Do you feel that people in your community are supporting one another during the coronavirus pandemic? If so, tell us a little about this, and maybe give some examples.

I have had primarily very positive expereiences with people supporting each other during COVID. I feel strongly that if you give off a 'positive vibe' that you generally get 'positive vibes' back. Every once in a while I know this doesn't work but in general I think it does. I am part of a neighborhood watch program that went virtual during the pandemic and this 'blog' has proven some of the amazing things that people do to support each other. This includes going to grocery stores for elderly/at risk community members. TAking people to Dr. Appointments etc. I also am blessed to be part of a church community that has been very supportive. My daughters are part of the medical field and have personally received great thanks and lots of food for all their work.

Think about the people closest to you. Tell us about how the coronavirus has affected them, and their life.

I think of what's happened with my sister-in-law. She's from a different economic background from my immediate family. Although we are all high risk, being Black, and some of us are obese, or even have chronic conditions, there are big differences. Our family is mostly upper middle class. Her family has not yet reached that stage. Our family has stayed home, some of us working from home, and we have been well. In her family, both her mother, and her mother's husband got COVID-19 from a health rehabilitation facility. I watched her deal with all of the stories I'd been hearing about on the news. She could not visit her relatives. As they were quite sick, it was hard to get information on their treatment plans or prognosis. Thankfully, her mother recovered. Her husband had many more health issues, and died. I was overwhelmed as I watched her family say goodbye to him while he was on a ventilator, and probably not responsive. His son had to say goodbye to his father using Facetime on a cell phone. It was heartbreaking.

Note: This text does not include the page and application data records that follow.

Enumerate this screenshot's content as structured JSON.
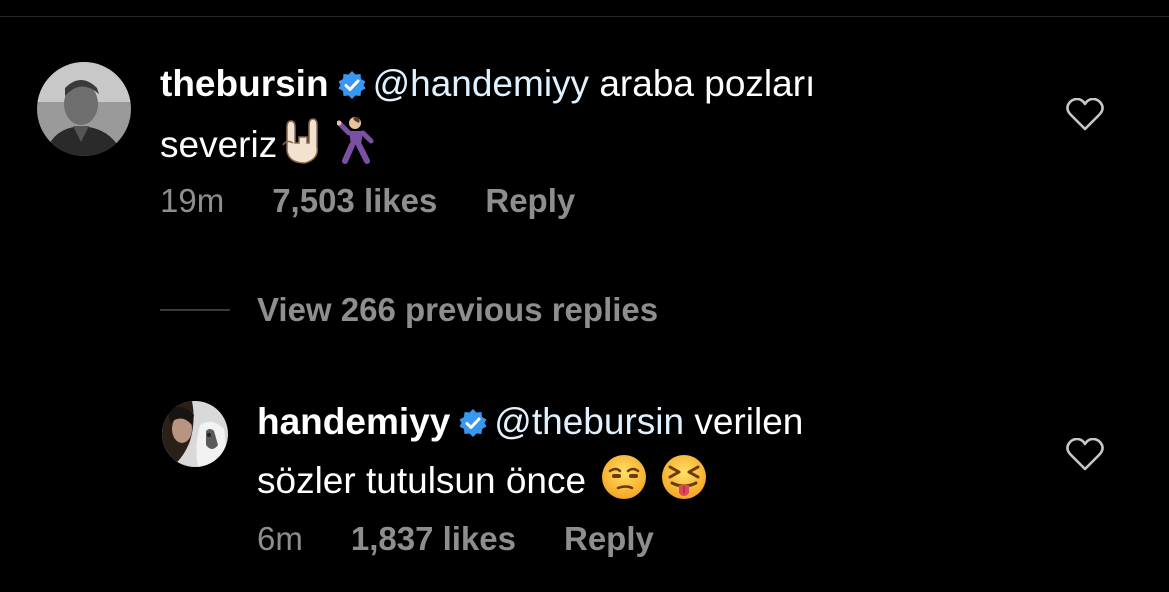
{
  "comments": [
    {
      "username": "thebursin",
      "mention": "@handemiyy",
      "text_line1": " araba pozları",
      "text_line2": "severiz",
      "emojis": [
        "rock-hand-emoji",
        "dancing-man-emoji"
      ],
      "time": "19m",
      "likes": "7,503 likes",
      "reply": "Reply"
    },
    {
      "username": "handemiyy",
      "mention": "@thebursin",
      "text_line1": " verilen",
      "text_line2": "sözler tutulsun önce",
      "emojis": [
        "unamused-face-emoji",
        "squinting-tongue-face-emoji"
      ],
      "time": "6m",
      "likes": "1,837 likes",
      "reply": "Reply"
    }
  ],
  "view_replies": "View 266 previous replies",
  "colors": {
    "background": "#000000",
    "text": "#ffffff",
    "secondary": "#8e8e8e",
    "verified": "#3897f0"
  }
}
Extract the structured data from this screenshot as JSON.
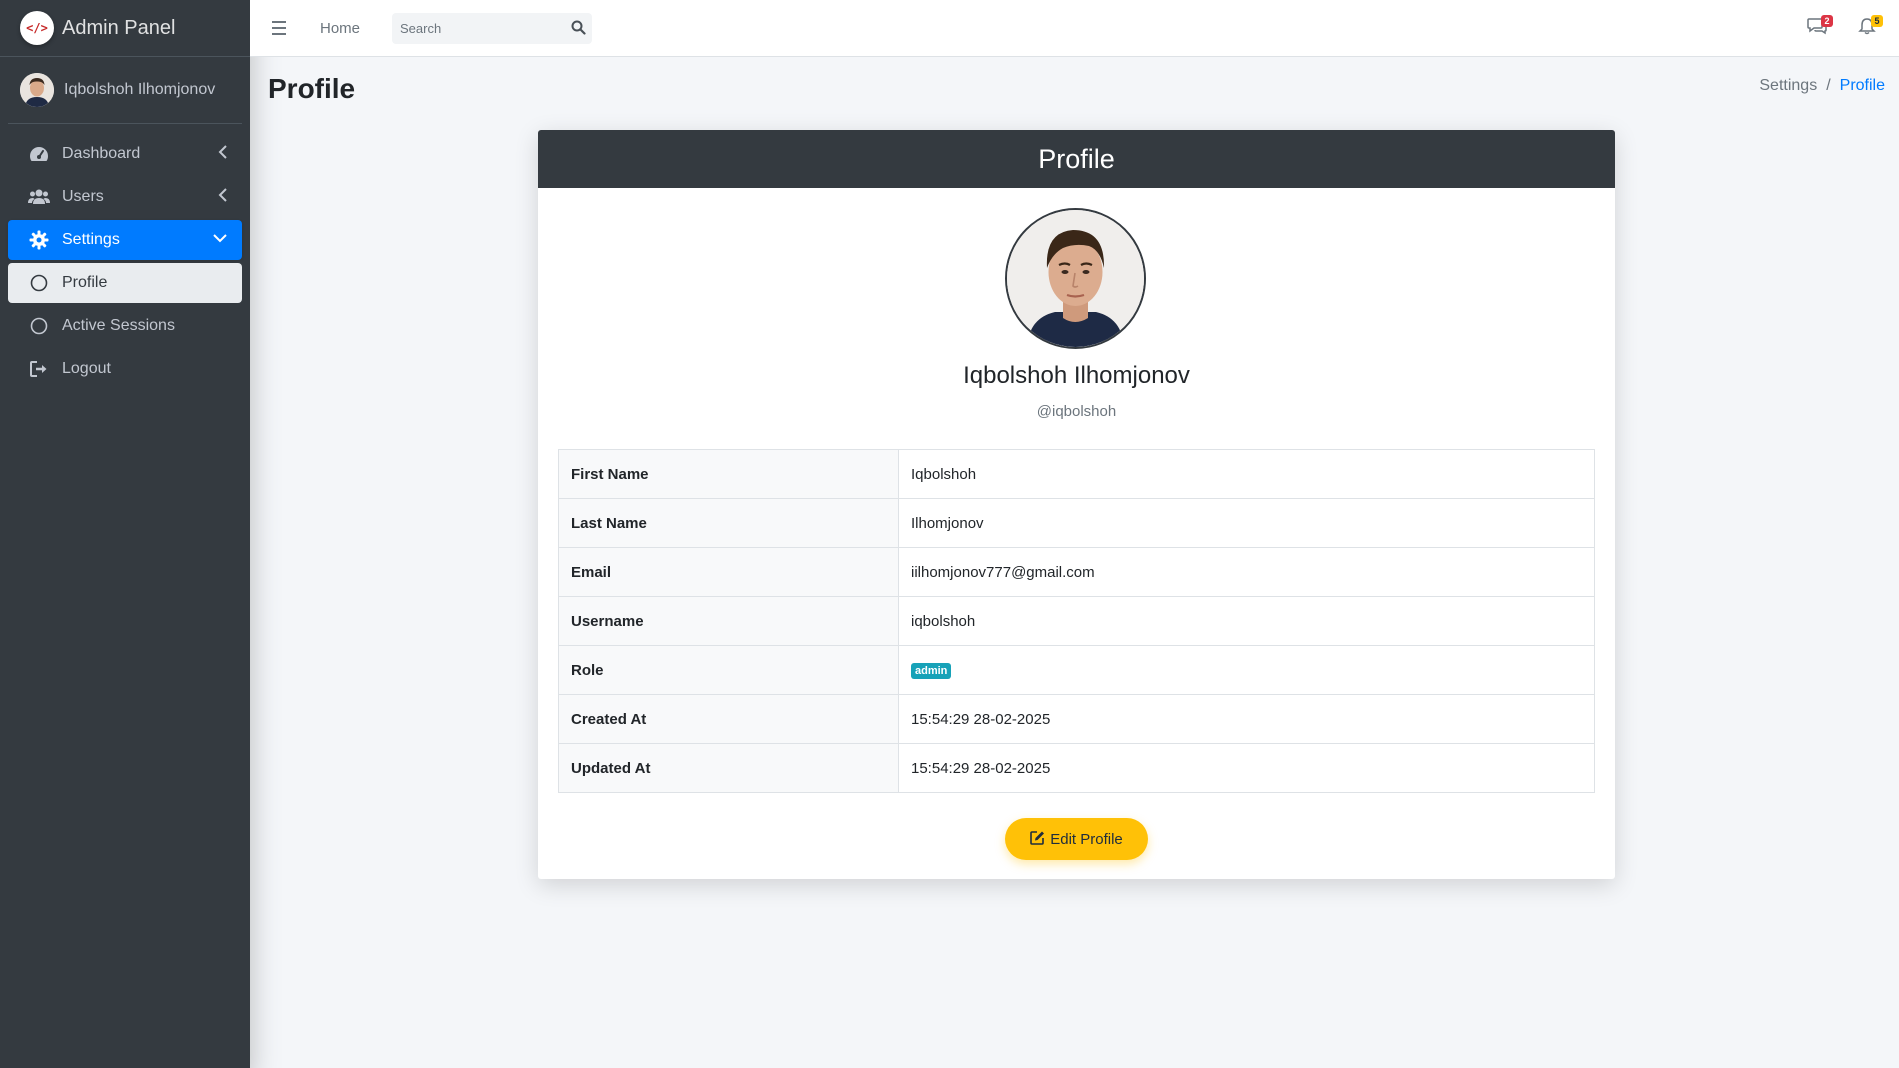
{
  "brand": {
    "title": "Admin Panel",
    "logo_text": "</>",
    "logo_color": "#c62828"
  },
  "user": {
    "name": "Iqbolshoh Ilhomjonov"
  },
  "sidebar": {
    "items": [
      {
        "label": "Dashboard",
        "icon": "dashboard-gauge-icon"
      },
      {
        "label": "Users",
        "icon": "users-icon"
      },
      {
        "label": "Settings",
        "icon": "gear-icon"
      },
      {
        "label": "Profile",
        "icon": "circle-icon"
      },
      {
        "label": "Active Sessions",
        "icon": "circle-icon"
      },
      {
        "label": "Logout",
        "icon": "sign-out-icon"
      }
    ]
  },
  "topbar": {
    "home_label": "Home",
    "search_placeholder": "Search",
    "messages_count": "2",
    "notifications_count": "5"
  },
  "page": {
    "title": "Profile",
    "breadcrumb": {
      "parent": "Settings",
      "separator": "/",
      "current": "Profile"
    }
  },
  "profile": {
    "card_title": "Profile",
    "full_name": "Iqbolshoh Ilhomjonov",
    "handle": "@iqbolshoh",
    "rows": [
      {
        "label": "First Name",
        "value": "Iqbolshoh"
      },
      {
        "label": "Last Name",
        "value": "Ilhomjonov"
      },
      {
        "label": "Email",
        "value": "iilhomjonov777@gmail.com"
      },
      {
        "label": "Username",
        "value": "iqbolshoh"
      },
      {
        "label": "Role",
        "value": "admin"
      },
      {
        "label": "Created At",
        "value": "15:54:29 28-02-2025"
      },
      {
        "label": "Updated At",
        "value": "15:54:29 28-02-2025"
      }
    ],
    "edit_button": "Edit Profile"
  },
  "colors": {
    "sidebar_bg": "#343a40",
    "active_nav": "#007bff",
    "role_badge": "#17a2b8",
    "edit_button": "#ffc107",
    "messages_badge": "#dc3545",
    "notifications_badge": "#ffc107"
  }
}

My sister-in-law was also the only person in our family to get furloughed, then laid off from their job due to the pandemic. So recognizing that there is a heavy racial element to outcomes during this time, it's also quite evident how classism or education and wealth play roles in our social constructs. I recognize the good fortune that our lifestyle has provided myself and my immediate family. But I get angry when I see how badly people fare in the same country when they have just a few less resources. And it makes me grieve for the "greatest country on earth" because I can plainly see that we've been lying to ourselves, and in so many ways the US is in much worse shape than many 2nd and 3rd world countries.

Talk about any major life events, milestones, or other important things in life that have been disrupted by the pandemic.

it is now nearly a year since I last saw my 92 year old mother who is in the USA. I had thought to go in August to visit her but it created a panic for her. I also plan to go in October. But now I am not sure. We had plans to spend Christmas with her. But now I'm not sure.

Once I have my right hand working again I will make a plan.

Has the pandemic disrupted your plans for the future in any major way? If so, talk about the most significant disruption(s).

No summer holiday, loss of self-employed income has left me with uncertainty and anxiety for months. A planned visit to New York to visit family has been cancelled. An uncle died in another country and because of the pandemic there was no funeral.